Kelly Devine is Divisional President of UK & Ireland at Mastercard.
As I chatted to some of the small businesses in my local area on Saturday, I was reminded that Britain’s 5.5 million such businesses are operating against the most challenging economic backdrop in memory.
Traditionally during the festive season, shoppers focus even more on how they can support their small independent businesses, whether they’re on the high street or online, and that’s great.
Yet despite being so integral to the economy and our local communities, more than a third of small businesses have seen their turnover decrease this year, even as we have emerged from the pandemic.
Although businesses are feeling the pressure right across the spectrum, Mastercard research has revealed the striking fact that women business leaders and business owners from minority backgrounds are more likely to be feeling the effects of the economic slowdown.
To help with this challenging period, the Chancellor made several welcome announcements in his Autumn Statement. But small businesses still face difficult times and need further support.
If we want to be ambitious for small businesses, as the Prime Minister said in his recent speech to the CBI, they must be placed at the centre of any plan to boost economic growth and to drive levelling up across the country.

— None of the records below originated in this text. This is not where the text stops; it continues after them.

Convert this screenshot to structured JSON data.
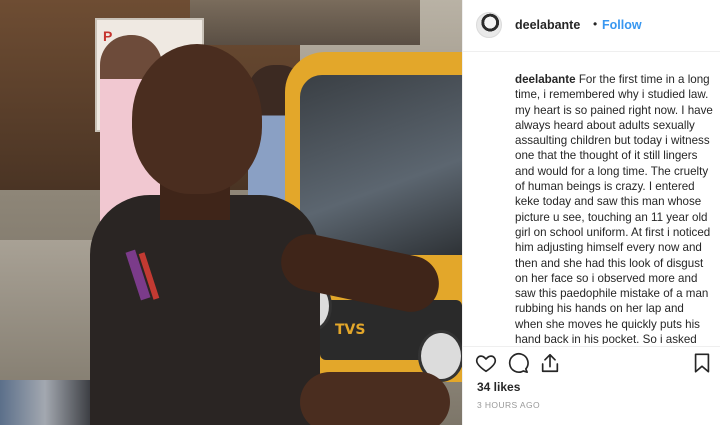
{
  "post": {
    "username": "deelabante",
    "follow_label": "Follow",
    "separator": "•",
    "caption_username": "deelabante",
    "caption_text": "For the first time in a long time, i remembered why i studied law. my heart is so pained right now. I have always heard about adults sexually assaulting children but today i witness one that the thought of it still lingers and would for a long time. The cruelty of human beings is crazy. I entered keke today and saw this man whose picture u see, touching an 11 year old girl on school uniform. At first i noticed him adjusting himself every now and then and she had this look of disgust on her face so i observed more and saw this paedophile mistake of a man rubbing his hands on her lap and when she moves he quickly puts his hand back in his pocket. So i asked her if he was disturbing her and she confirmed it. now i didnt have to bcos",
    "likes": "34 likes",
    "timestamp": "3 HOURS AGO"
  },
  "photo": {
    "sign_text": "P",
    "vehicle_brand": "TVS"
  },
  "icons": {
    "like": "heart-icon",
    "comment": "comment-icon",
    "share": "share-icon",
    "save": "bookmark-icon"
  },
  "colors": {
    "follow": "#3897f0",
    "text": "#262626",
    "muted": "#999999",
    "border": "#efefef"
  }
}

Mastercard conducts quarterly research to gain insight into the challenges small businesses face and what help they need. One recurring message has been the role of technology, with two thirds (61 per cent) of owners saying it will only become more important to their business over the next five years.
Embracing technology such as digital payments, cloud software, and social media is crucial to helping businesses unlock productivity and grow. Over a third (35 per cent) of owners want to adopt more, but the pace of change in tech is holding them back, with many overwhelmed by the amount of choice.
Britain’s micro businesses will miss out on an estimated £827 billion of growth over the next five years if they are not supported to digitise.
And so, we’d like to see the Government further expand the Help to Grow scheme and offer better signposting to the plethora of public and private sector digital skills training and mentoring services already existing. In addition, we think it’s vital there should be a specific focus on helping women and ethnic minority business owners.
Late payments are also still holding small businesses back, so we’re also calling upon government to pioneer digital payment technologies with small business suppliers to free up their cashflow.
Finally, we need a long-term vision for our towns and cities, for our local communities, and for the businesses that are the beating heart of our nation.
But not everything can be achieved by government alone. Big businesses have a role to play too.
Strive UK is a great example of how big businesses, civil society, and the public sector can together help small businesses grow. Working with partners, including Be the Business, Digital Boost, and Enterprise Nation, it is enabling small businesses to face the tough economic environment head on.
The programme has already helped more than half a million business owners – almost half of them women and ethnic minority business owners – through free guidance, digital tools, and personalised mentoring.
When Rishi Sunak entered Downing Street, he said he wanted to make Britain a place where businesses invest, innovate, and create jobs. To do that, small business can’t be left on the sidelines.
Only when we work together to unlock the potential of Britain’s smallest entrepreneurs can we also supercharge growth and unleash the full potential of the economy.